[Data records for software interfaces]
------------------------------------------------------------------------

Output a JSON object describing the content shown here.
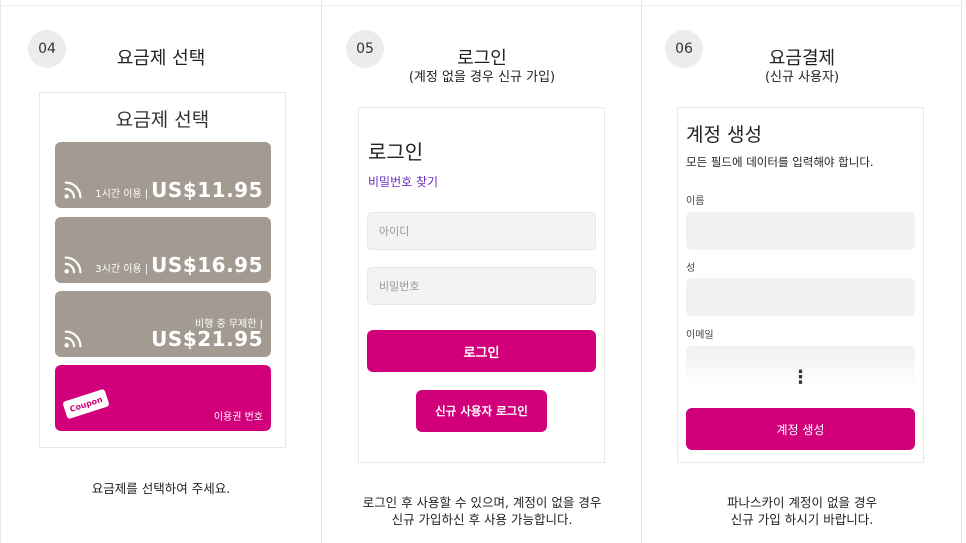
{
  "steps": [
    {
      "number": "04",
      "title": "요금제 선택",
      "caption": "요금제를 선택하여 주세요.",
      "screen": {
        "heading": "요금제 선택",
        "plans": [
          {
            "label": "1시간 이용 |",
            "price": "US$11.95",
            "icon": "wifi-icon"
          },
          {
            "label": "3시간 이용 |",
            "price": "US$16.95",
            "icon": "wifi-icon"
          },
          {
            "label": "비행 중 무제한 |",
            "price": "US$21.95",
            "icon": "wifi-icon"
          }
        ],
        "coupon": {
          "tag": "Coupon",
          "label": "이용권 번호"
        }
      }
    },
    {
      "number": "05",
      "title": "로그인",
      "subtitle": "(계정 없을 경우 신규 가입)",
      "caption_line1": "로그인 후 사용할 수 있으며, 계정이 없을 경우",
      "caption_line2": "신규 가입하신 후 사용 가능합니다.",
      "screen": {
        "heading": "로그인",
        "find_password": "비밀번호 찾기",
        "id_placeholder": "아이디",
        "password_placeholder": "비밀번호",
        "login_button": "로그인",
        "new_user_button": "신규 사용자 로그인"
      }
    },
    {
      "number": "06",
      "title": "요금결제",
      "subtitle": "(신규 사용자)",
      "caption_line1": "파나스카이 계정이 없을 경우",
      "caption_line2": "신규 가입 하시기 바랍니다.",
      "screen": {
        "heading": "계정 생성",
        "description": "모든 필드에 데이터를 입력해야 합니다.",
        "fields": [
          {
            "label": "이름"
          },
          {
            "label": "성"
          },
          {
            "label": "이메일"
          }
        ],
        "more_indicator": "⋮",
        "create_button": "계정 생성"
      }
    }
  ],
  "colors": {
    "accent": "#d1007a",
    "plan_card": "#a39a91",
    "link": "#6a2bc2",
    "badge": "#ececec"
  }
}
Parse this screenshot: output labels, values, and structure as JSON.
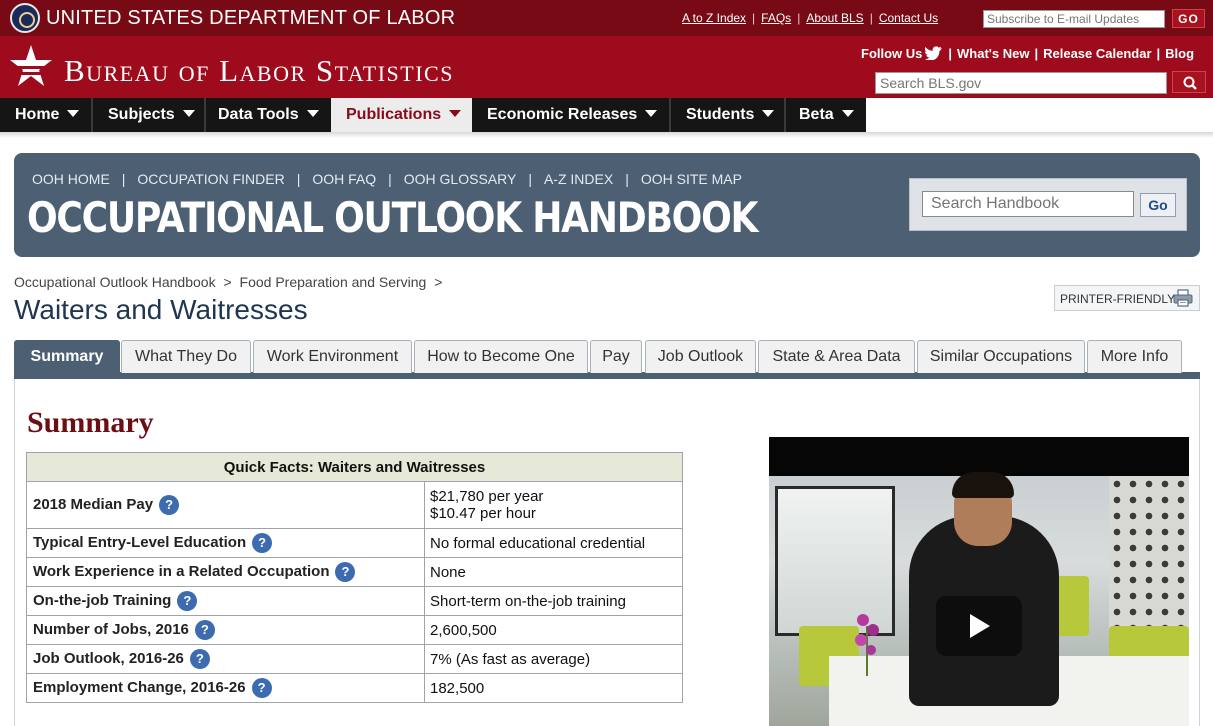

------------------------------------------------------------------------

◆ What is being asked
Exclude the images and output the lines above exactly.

◆ Response to the exercise
Output a JSON object describing the content shown here.
{
  "steps": [
    {
      "number": "04",
      "title": "요금제 선택",
      "caption": "요금제를 선택하여 주세요.",
      "screen": {
        "heading": "요금제 선택",
        "plans": [
          {
            "label": "1시간 이용 |",
            "price": "US$11.95",
            "icon": "wifi-icon"
          },
          {
            "label": "3시간 이용 |",
            "price": "US$16.95",
            "icon": "wifi-icon"
          },
          {
            "label": "비행 중 무제한 |",
            "price": "US$21.95",
            "icon": "wifi-icon"
          }
        ],
        "coupon": {
          "tag": "Coupon",
          "label": "이용권 번호"
        }
      }
    },
    {
      "number": "05",
      "title": "로그인",
      "subtitle": "(계정 없을 경우 신규 가입)",
      "caption_line1": "로그인 후 사용할 수 있으며, 계정이 없을 경우",
      "caption_line2": "신규 가입하신 후 사용 가능합니다.",
      "screen": {
        "heading": "로그인",
        "find_password": "비밀번호 찾기",
        "id_placeholder": "아이디",
        "password_placeholder": "비밀번호",
        "login_button": "로그인",
        "new_user_button": "신규 사용자 로그인"
      }
    },
    {
      "number": "06",
      "title": "요금결제",
      "subtitle": "(신규 사용자)",
      "caption_line1": "파나스카이 계정이 없을 경우",
      "caption_line2": "신규 가입 하시기 바랍니다.",
      "screen": {
        "heading": "계정 생성",
        "description": "모든 필드에 데이터를 입력해야 합니다.",
        "fields": [
          {
            "label": "이름"
          },
          {
            "label": "성"
          },
          {
            "label": "이메일"
          }
        ],
        "more_indicator": "⋮",
        "create_button": "계정 생성"
      }
    }
  ],
  "colors": {
    "accent": "#d1007a",
    "plan_card": "#a39a91",
    "link": "#6a2bc2",
    "badge": "#ececec"
  }
}
Parse this screenshot: output labels, values, and structure as JSON.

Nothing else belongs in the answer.